More important than guidelines are efforts to combat eugenic pressures. These measures should include (i) training of IVF doctors in non directive counselling and disability equality; (ii) giving parents access to accurate information directly from disabled people about the reality of living with the disorder in question. It is particularly important that the HFEA make it clear to clinics that the 'principle of the welfare of the child' should not be an excuse for coercing parents to take tests or make particular decisions (see below).
4.3 Carrier and affected embryos
4.3.1 Carrier embryos
The suggestion that carrier embryos should not be implanted is a prime example of the inbuilt eugenic bias in PGD. Here, the individual themselves would not be physically affected, yet there is still a pressure to eliminate such embryos. The justification offered for this, that the person might have to face certain reproductive session decisions when adult is completely inadequate. Such minor difficulties in life can hardly seriously be an excuse for de-selection of potential human beings unless there is a eugenic agenda to eliminate 'bad' genes from the gene pool.
However, because of the presence of non-carrier embryos there will naturally be a tendency for parents to remove carrier embryos. We propose that doctors only inform parents of the genetic status of the embryo when it will be affected by genetic disease. There are two precedents for this. The first is the practice of not informing parents about the sex of the foetus. The second is the 'couple testing' protocol in prenatal testing where couples are only informed if both are carriers.
4.2.3 Affected embryos
Since PGD should only be offered as an option of last resort, in cases of fatal disease, and not for reasons of selecting a child that conforms to parents desires or whims, we do not support its use for selecting a deaf child.
However, we are extremely concerned by the way that the consultation document introduces the principle of the welfare of child in this context. It is unnecessary to invoke the principle in order to rule out such occurrences -- parents will undertake PGD precisely for the purpose of avoiding genetic disorders and so are hardly likely to insist upon implantation of an affected embryo. The only situation in which this might arise his if they are very few embryos available, which would only be likely in cases of infertility. In such cases where implantation of an affected embryo is the woman's only chance of pregnancy, this should be allowed since the situation is an analogous to prenatal testing discovering a genetic disorder. The rigid application of a 'principle' in such cases would indicate that eugenic considerations were more important than a woman's desire and right to have a child.
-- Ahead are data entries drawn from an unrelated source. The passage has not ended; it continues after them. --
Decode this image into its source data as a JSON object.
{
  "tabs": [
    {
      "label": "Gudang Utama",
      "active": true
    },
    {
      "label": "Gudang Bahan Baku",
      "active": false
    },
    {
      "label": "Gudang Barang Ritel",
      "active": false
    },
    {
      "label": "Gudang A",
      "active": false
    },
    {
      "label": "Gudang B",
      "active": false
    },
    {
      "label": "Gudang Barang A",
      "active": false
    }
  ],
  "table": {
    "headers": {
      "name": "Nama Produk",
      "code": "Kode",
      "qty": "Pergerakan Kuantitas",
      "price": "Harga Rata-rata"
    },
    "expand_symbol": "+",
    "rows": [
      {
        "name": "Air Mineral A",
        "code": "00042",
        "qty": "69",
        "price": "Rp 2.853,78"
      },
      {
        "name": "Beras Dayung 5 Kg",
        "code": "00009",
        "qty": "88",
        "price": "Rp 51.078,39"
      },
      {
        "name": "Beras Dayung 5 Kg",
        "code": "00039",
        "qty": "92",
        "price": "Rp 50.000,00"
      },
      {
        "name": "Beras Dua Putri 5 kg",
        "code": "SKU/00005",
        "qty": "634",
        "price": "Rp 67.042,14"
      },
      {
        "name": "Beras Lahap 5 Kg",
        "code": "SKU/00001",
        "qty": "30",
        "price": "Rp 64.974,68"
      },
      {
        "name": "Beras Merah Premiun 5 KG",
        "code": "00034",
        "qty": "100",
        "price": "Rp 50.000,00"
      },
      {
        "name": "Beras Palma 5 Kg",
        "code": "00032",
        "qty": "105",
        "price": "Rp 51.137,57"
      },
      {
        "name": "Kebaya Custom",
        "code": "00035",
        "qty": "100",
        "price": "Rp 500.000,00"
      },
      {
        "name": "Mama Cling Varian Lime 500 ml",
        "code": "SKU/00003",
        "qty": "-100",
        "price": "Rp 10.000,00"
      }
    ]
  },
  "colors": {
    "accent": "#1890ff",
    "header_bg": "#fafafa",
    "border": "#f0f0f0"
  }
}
If it is suggested that the principle constitutes a general moral imperative to avoid the birth of children with genetic impairments, this amounts to a prospective judgment of 'wrongful birth'. In the future, should PGD become more user-friendly, this would lead to doctors to put moral and other pressure on parents to undergo PGD. The HFEA should make it clear to doctors that their judgments about the interests of the child must not include the question of whether the child is born with disability. The principle must not become an excuse for establishing a presumption in favour of PGD.